▶

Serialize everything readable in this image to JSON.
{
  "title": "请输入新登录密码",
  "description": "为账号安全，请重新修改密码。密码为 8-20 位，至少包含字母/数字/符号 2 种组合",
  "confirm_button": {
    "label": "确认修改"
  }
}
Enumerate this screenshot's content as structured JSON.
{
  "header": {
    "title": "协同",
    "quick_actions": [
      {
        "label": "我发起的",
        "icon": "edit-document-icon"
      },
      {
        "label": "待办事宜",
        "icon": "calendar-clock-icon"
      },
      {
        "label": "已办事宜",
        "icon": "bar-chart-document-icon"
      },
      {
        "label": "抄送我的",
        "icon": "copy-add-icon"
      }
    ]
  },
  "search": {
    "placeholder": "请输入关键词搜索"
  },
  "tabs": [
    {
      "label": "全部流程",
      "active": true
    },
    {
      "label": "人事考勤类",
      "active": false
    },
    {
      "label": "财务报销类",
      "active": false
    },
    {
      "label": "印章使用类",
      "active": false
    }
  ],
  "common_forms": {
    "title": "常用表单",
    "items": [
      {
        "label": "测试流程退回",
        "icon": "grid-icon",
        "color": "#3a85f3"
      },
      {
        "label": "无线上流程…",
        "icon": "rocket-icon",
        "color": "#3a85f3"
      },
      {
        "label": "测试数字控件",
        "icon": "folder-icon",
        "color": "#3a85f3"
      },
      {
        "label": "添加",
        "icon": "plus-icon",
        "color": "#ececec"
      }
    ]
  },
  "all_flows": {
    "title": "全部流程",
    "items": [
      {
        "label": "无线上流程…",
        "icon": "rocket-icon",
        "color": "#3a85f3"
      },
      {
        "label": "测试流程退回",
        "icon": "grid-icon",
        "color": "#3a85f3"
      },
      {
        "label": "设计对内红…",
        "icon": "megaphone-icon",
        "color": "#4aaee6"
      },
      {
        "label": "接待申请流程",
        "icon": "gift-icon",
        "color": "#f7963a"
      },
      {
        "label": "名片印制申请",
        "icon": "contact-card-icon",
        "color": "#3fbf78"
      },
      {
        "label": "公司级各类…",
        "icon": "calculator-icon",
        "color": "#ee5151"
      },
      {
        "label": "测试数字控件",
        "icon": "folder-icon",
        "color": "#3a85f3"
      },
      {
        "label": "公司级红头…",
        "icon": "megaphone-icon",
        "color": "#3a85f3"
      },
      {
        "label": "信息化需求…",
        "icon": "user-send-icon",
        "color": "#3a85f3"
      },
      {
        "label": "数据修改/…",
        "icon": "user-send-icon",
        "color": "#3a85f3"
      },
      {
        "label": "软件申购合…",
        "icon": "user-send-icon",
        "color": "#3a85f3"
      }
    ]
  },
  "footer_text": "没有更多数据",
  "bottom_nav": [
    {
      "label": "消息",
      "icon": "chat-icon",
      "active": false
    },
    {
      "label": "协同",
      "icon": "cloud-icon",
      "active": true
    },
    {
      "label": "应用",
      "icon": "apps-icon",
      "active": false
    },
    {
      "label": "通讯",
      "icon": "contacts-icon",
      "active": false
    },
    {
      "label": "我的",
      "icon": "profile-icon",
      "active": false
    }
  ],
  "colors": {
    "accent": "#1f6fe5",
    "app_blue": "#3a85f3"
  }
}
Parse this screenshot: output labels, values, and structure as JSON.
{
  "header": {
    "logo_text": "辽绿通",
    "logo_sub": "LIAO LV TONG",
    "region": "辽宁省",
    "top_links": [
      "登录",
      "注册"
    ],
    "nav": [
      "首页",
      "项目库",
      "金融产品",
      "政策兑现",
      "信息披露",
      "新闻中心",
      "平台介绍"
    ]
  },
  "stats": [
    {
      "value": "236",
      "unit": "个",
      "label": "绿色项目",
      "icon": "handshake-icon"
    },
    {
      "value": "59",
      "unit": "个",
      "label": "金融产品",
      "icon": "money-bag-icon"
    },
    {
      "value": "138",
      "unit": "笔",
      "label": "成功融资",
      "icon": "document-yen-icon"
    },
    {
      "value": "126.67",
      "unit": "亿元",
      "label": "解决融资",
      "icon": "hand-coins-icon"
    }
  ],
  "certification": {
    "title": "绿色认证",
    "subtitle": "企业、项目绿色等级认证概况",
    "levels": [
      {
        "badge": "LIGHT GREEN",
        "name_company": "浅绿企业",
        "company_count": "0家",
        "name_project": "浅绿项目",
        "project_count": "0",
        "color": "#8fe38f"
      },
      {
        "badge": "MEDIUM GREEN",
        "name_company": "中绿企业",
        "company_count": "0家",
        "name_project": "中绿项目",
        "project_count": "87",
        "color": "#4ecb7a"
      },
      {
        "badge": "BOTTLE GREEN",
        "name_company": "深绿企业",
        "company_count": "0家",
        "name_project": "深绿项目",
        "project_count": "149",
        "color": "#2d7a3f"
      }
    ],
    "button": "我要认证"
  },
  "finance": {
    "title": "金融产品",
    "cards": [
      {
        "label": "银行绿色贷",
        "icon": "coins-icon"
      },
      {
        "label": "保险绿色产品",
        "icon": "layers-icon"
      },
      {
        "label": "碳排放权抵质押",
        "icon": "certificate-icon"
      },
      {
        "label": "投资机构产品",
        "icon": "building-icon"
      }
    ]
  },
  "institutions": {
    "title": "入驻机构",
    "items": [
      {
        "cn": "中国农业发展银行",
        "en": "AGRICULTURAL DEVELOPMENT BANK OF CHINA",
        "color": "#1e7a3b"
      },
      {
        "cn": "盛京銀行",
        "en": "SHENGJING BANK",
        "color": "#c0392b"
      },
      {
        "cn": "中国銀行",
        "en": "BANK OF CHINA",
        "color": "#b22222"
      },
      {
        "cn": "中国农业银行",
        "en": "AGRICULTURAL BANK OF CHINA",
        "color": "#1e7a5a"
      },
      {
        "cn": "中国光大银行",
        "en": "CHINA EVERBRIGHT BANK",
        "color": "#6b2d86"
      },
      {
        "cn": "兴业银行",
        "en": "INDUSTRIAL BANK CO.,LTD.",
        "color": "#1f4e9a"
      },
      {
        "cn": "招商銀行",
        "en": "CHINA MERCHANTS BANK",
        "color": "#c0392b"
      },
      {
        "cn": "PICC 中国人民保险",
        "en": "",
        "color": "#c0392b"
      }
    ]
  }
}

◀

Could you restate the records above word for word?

Task solution:
Serialize everything readable in this image to JSON.
{
  "title": "请输入新登录密码",
  "description": "为账号安全，请重新修改密码。密码为 8-20 位，至少包含字母/数字/符号 2 种组合",
  "confirm_button": {
    "label": "确认修改"
  }
}
Enumerate this screenshot's content as structured JSON.
{
  "header": {
    "title": "协同",
    "quick_actions": [
      {
        "label": "我发起的",
        "icon": "edit-document-icon"
      },
      {
        "label": "待办事宜",
        "icon": "calendar-clock-icon"
      },
      {
        "label": "已办事宜",
        "icon": "bar-chart-document-icon"
      },
      {
        "label": "抄送我的",
        "icon": "copy-add-icon"
      }
    ]
  },
  "search": {
    "placeholder": "请输入关键词搜索"
  },
  "tabs": [
    {
      "label": "全部流程",
      "active": true
    },
    {
      "label": "人事考勤类",
      "active": false
    },
    {
      "label": "财务报销类",
      "active": false
    },
    {
      "label": "印章使用类",
      "active": false
    }
  ],
  "common_forms": {
    "title": "常用表单",
    "items": [
      {
        "label": "测试流程退回",
        "icon": "grid-icon",
        "color": "#3a85f3"
      },
      {
        "label": "无线上流程…",
        "icon": "rocket-icon",
        "color": "#3a85f3"
      },
      {
        "label": "测试数字控件",
        "icon": "folder-icon",
        "color": "#3a85f3"
      },
      {
        "label": "添加",
        "icon": "plus-icon",
        "color": "#ececec"
      }
    ]
  },
  "all_flows": {
    "title": "全部流程",
    "items": [
      {
        "label": "无线上流程…",
        "icon": "rocket-icon",
        "color": "#3a85f3"
      },
      {
        "label": "测试流程退回",
        "icon": "grid-icon",
        "color": "#3a85f3"
      },
      {
        "label": "设计对内红…",
        "icon": "megaphone-icon",
        "color": "#4aaee6"
      },
      {
        "label": "接待申请流程",
        "icon": "gift-icon",
        "color": "#f7963a"
      },
      {
        "label": "名片印制申请",
        "icon": "contact-card-icon",
        "color": "#3fbf78"
      },
      {
        "label": "公司级各类…",
        "icon": "calculator-icon",
        "color": "#ee5151"
      },
      {
        "label": "测试数字控件",
        "icon": "folder-icon",
        "color": "#3a85f3"
      },
      {
        "label": "公司级红头…",
        "icon": "megaphone-icon",
        "color": "#3a85f3"
      },
      {
        "label": "信息化需求…",
        "icon": "user-send-icon",
        "color": "#3a85f3"
      },
      {
        "label": "数据修改/…",
        "icon": "user-send-icon",
        "color": "#3a85f3"
      },
      {
        "label": "软件申购合…",
        "icon": "user-send-icon",
        "color": "#3a85f3"
      }
    ]
  },
  "footer_text": "没有更多数据",
  "bottom_nav": [
    {
      "label": "消息",
      "icon": "chat-icon",
      "active": false
    },
    {
      "label": "协同",
      "icon": "cloud-icon",
      "active": true
    },
    {
      "label": "应用",
      "icon": "apps-icon",
      "active": false
    },
    {
      "label": "通讯",
      "icon": "contacts-icon",
      "active": false
    },
    {
      "label": "我的",
      "icon": "profile-icon",
      "active": false
    }
  ],
  "colors": {
    "accent": "#1f6fe5",
    "app_blue": "#3a85f3"
  }
}
Parse this screenshot: output labels, values, and structure as JSON.
{
  "header": {
    "logo_text": "辽绿通",
    "logo_sub": "LIAO LV TONG",
    "region": "辽宁省",
    "top_links": [
      "登录",
      "注册"
    ],
    "nav": [
      "首页",
      "项目库",
      "金融产品",
      "政策兑现",
      "信息披露",
      "新闻中心",
      "平台介绍"
    ]
  },
  "stats": [
    {
      "value": "236",
      "unit": "个",
      "label": "绿色项目",
      "icon": "handshake-icon"
    },
    {
      "value": "59",
      "unit": "个",
      "label": "金融产品",
      "icon": "money-bag-icon"
    },
    {
      "value": "138",
      "unit": "笔",
      "label": "成功融资",
      "icon": "document-yen-icon"
    },
    {
      "value": "126.67",
      "unit": "亿元",
      "label": "解决融资",
      "icon": "hand-coins-icon"
    }
  ],
  "certification": {
    "title": "绿色认证",
    "subtitle": "企业、项目绿色等级认证概况",
    "levels": [
      {
        "badge": "LIGHT GREEN",
        "name_company": "浅绿企业",
        "company_count": "0家",
        "name_project": "浅绿项目",
        "project_count": "0",
        "color": "#8fe38f"
      },
      {
        "badge": "MEDIUM GREEN",
        "name_company": "中绿企业",
        "company_count": "0家",
        "name_project": "中绿项目",
        "project_count": "87",
        "color": "#4ecb7a"
      },
      {
        "badge": "BOTTLE GREEN",
        "name_company": "深绿企业",
        "company_count": "0家",
        "name_project": "深绿项目",
        "project_count": "149",
        "color": "#2d7a3f"
      }
    ],
    "button": "我要认证"
  },
  "finance": {
    "title": "金融产品",
    "cards": [
      {
        "label": "银行绿色贷",
        "icon": "coins-icon"
      },
      {
        "label": "保险绿色产品",
        "icon": "layers-icon"
      },
      {
        "label": "碳排放权抵质押",
        "icon": "certificate-icon"
      },
      {
        "label": "投资机构产品",
        "icon": "building-icon"
      }
    ]
  },
  "institutions": {
    "title": "入驻机构",
    "items": [
      {
        "cn": "中国农业发展银行",
        "en": "AGRICULTURAL DEVELOPMENT BANK OF CHINA",
        "color": "#1e7a3b"
      },
      {
        "cn": "盛京銀行",
        "en": "SHENGJING BANK",
        "color": "#c0392b"
      },
      {
        "cn": "中国銀行",
        "en": "BANK OF CHINA",
        "color": "#b22222"
      },
      {
        "cn": "中国农业银行",
        "en": "AGRICULTURAL BANK OF CHINA",
        "color": "#1e7a5a"
      },
      {
        "cn": "中国光大银行",
        "en": "CHINA EVERBRIGHT BANK",
        "color": "#6b2d86"
      },
      {
        "cn": "兴业银行",
        "en": "INDUSTRIAL BANK CO.,LTD.",
        "color": "#1f4e9a"
      },
      {
        "cn": "招商銀行",
        "en": "CHINA MERCHANTS BANK",
        "color": "#c0392b"
      },
      {
        "cn": "PICC 中国人民保险",
        "en": "",
        "color": "#c0392b"
      }
    ]
  }
}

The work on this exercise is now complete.